On Tuesday, there was a press conference for a PBS show called ''Pioneers of Primetime.'' It airs in November, and seems ripe for pledge breaks, but that's another story.
To promote the show, PBS had a press conference that included Mickey Rooney, Rose Marie, Sid Caesar, Carl Reiner, Red Buttons and longtime director William Asher. Combined age: About 500. Every one of them is over 80. Rose Marie and Asher arrived in wheelchairs, and a frail-looking Caesar carried a cane.
Now, Rooney was an enormously talented actor. But he also loves to talk about himself, even when he is not the subject being discussed. Years ago, I saw him turn a press conference into a pitch session for himself and for projects he would like to do. On Tuesday -- with his wife loudly applauding almost every time he spoke -- Rooney pontificated, reminisced and generally tried to steal the show from the other show-biz veterans.
At one point, when a reporter asked about Milton Berle and Fred Allen, Rooney said, ''Can I answer that?''
"I would be amazed if you didn't,'' a weary Reiner interjected.
Which brings me to Red Buttons. At 86, Buttons was the oldest person onstage. He was also the funniest and the most entertaining. He not only imitated James Cagney, he stood up and imitated Cagney dancing like George M. Cohan. And, as a smart performer, he read the room -- and quickly sensed the impatience with Rooney.
He began needling Rooney for laughs, with Reiner joining in. A lot of the lines have a you-had-to-be-there quality on the page, and they don't include Buttons' facial expressions. But it was astounding, as well as mean. When Rooney introduced his wife from the stage, Buttons said, ''Introduce your mistress, too.''
Some of Buttons's jokes were ancient. (Recalling wartime service with Rooney, Buttons said, ''One day, he saved our entire outfit. He killed a cook.'') But he did not really need Rooney as a foil. He also had jokes about his days in burlesque (''I was the youngest comedian in the history of burlesque. ... I billed myself as the only comedian with teeth.'') and other topics.
Most importantly, he had a sense of what worked at that press conference, with that crowd.

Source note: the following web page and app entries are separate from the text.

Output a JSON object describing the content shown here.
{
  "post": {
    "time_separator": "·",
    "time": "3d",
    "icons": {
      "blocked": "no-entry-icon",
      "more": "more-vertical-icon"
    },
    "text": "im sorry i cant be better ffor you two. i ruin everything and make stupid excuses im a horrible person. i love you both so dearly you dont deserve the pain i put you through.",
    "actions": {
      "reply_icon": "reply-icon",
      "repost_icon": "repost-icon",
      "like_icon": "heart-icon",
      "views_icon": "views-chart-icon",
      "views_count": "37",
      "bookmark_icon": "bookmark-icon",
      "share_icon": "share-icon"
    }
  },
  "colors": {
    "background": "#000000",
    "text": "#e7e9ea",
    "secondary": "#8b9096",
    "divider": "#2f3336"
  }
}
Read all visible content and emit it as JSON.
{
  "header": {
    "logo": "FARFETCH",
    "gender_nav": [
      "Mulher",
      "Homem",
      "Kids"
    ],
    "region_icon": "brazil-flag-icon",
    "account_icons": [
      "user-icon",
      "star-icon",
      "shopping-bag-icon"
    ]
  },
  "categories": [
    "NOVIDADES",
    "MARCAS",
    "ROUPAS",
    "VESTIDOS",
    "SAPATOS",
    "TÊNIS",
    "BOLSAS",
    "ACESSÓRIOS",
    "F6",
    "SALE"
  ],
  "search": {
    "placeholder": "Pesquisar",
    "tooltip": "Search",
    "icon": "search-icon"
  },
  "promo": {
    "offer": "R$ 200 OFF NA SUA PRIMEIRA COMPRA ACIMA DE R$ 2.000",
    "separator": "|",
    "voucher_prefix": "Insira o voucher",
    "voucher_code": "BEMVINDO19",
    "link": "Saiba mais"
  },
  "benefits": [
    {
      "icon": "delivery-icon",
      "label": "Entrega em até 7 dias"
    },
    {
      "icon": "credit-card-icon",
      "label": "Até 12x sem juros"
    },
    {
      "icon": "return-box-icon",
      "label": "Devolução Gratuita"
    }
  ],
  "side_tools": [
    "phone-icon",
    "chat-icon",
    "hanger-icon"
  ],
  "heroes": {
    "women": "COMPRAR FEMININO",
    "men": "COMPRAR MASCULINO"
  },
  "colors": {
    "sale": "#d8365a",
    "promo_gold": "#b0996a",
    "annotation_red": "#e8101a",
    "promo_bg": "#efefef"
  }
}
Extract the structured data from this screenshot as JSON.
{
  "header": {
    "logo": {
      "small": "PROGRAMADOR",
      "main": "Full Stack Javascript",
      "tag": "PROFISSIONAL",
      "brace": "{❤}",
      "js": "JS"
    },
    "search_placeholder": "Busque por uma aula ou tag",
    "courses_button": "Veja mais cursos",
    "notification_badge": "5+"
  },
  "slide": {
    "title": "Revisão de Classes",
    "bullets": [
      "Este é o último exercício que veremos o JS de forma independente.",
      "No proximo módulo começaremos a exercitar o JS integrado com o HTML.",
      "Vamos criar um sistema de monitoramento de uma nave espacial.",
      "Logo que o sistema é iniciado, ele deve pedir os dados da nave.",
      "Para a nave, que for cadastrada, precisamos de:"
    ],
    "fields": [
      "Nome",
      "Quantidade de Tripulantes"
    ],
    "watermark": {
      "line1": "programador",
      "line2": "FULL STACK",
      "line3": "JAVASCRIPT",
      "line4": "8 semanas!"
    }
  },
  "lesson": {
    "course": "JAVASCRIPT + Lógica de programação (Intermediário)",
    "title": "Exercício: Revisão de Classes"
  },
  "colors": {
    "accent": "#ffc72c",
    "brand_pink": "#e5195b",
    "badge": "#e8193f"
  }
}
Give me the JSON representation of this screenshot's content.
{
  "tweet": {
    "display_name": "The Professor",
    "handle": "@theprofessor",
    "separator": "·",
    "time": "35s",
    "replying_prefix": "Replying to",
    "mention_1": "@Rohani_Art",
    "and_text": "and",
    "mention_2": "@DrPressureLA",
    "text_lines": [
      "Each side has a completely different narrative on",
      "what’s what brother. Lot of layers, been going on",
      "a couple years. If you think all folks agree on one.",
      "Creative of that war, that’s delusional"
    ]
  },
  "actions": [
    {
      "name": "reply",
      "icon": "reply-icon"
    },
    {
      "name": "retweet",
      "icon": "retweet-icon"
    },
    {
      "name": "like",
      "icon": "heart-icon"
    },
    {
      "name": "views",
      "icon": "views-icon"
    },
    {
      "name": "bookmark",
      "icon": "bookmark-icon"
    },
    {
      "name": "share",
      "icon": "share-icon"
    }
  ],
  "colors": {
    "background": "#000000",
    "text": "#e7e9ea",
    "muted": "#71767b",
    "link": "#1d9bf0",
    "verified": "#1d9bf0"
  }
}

Didn't matter if the jokes wouldn't work on the printed page, or even in the retelling by someone without Buttons's timing. That wasn't where Buttons was playing. He was working the room. And he knew how to work it.